Can someone show me how to find the value of the derivative of the function at the given point :

$\displaystyle g(x)=\frac{4x-5}{x^2-1}$ at the point $\displaystyle (0,5)$

Thank you!:) - May 29th 2009, 04:21 PMSpec
Use the quotient rule.

If $\displaystyle y(x)=\frac{g(x)}{h(x)}$ then $\displaystyle y'(x)=\frac{g'(x)h(x)-g(x)h'(x)}{[h(x)]^2}$ - May 29th 2009, 07:46 PMhemi
I really don't mean to be a pest, but could you go a bit further and show me how I'g plug in these variables. All this is pretty new to me (I know that's a terrible excuse) ... Sorry. :/ I'm having a lot of trouble with this stuff. (Worried)

- May 30th 2009, 02:43 AMSpec
$\displaystyle y(x)=\frac{4x-5}{x^2-1}

$

Let $\displaystyle g(x)=4x-5$ and $\displaystyle h(x)=x^2-1$

Then $\displaystyle g'(x)=4$ and $\displaystyle h'(x)=2x$

Plug this into the formula above and you get:

$\displaystyle y'(x)=\frac{g'(x)h(x)-g(x)h'(x)}{[h(x)]^2}=\frac{4(x^2-1)-2x(4x-5)}{(x^2-1)^2}=...$

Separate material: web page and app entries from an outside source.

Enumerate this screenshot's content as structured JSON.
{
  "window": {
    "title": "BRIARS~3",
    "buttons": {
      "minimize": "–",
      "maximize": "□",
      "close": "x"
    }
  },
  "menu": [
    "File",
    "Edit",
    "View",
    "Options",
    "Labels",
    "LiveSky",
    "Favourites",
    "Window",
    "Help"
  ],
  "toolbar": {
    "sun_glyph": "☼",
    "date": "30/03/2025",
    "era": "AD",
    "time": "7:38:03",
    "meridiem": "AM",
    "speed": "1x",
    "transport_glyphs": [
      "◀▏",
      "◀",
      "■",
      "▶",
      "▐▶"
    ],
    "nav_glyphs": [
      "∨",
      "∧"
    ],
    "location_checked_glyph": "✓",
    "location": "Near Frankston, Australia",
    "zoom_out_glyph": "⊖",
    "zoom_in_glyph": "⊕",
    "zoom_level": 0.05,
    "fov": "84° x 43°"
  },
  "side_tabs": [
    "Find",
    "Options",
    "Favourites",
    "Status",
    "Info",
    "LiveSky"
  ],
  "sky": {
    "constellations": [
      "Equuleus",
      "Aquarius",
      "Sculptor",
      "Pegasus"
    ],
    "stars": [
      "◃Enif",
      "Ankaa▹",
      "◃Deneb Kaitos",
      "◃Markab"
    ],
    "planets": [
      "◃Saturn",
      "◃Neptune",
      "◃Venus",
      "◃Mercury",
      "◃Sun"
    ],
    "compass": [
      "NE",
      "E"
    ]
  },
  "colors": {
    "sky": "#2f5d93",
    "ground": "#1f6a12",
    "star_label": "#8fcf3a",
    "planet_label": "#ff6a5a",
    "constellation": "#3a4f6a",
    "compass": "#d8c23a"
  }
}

At the point (0,5), the x value is 0, so just plug in 0 instead of x into the derivative.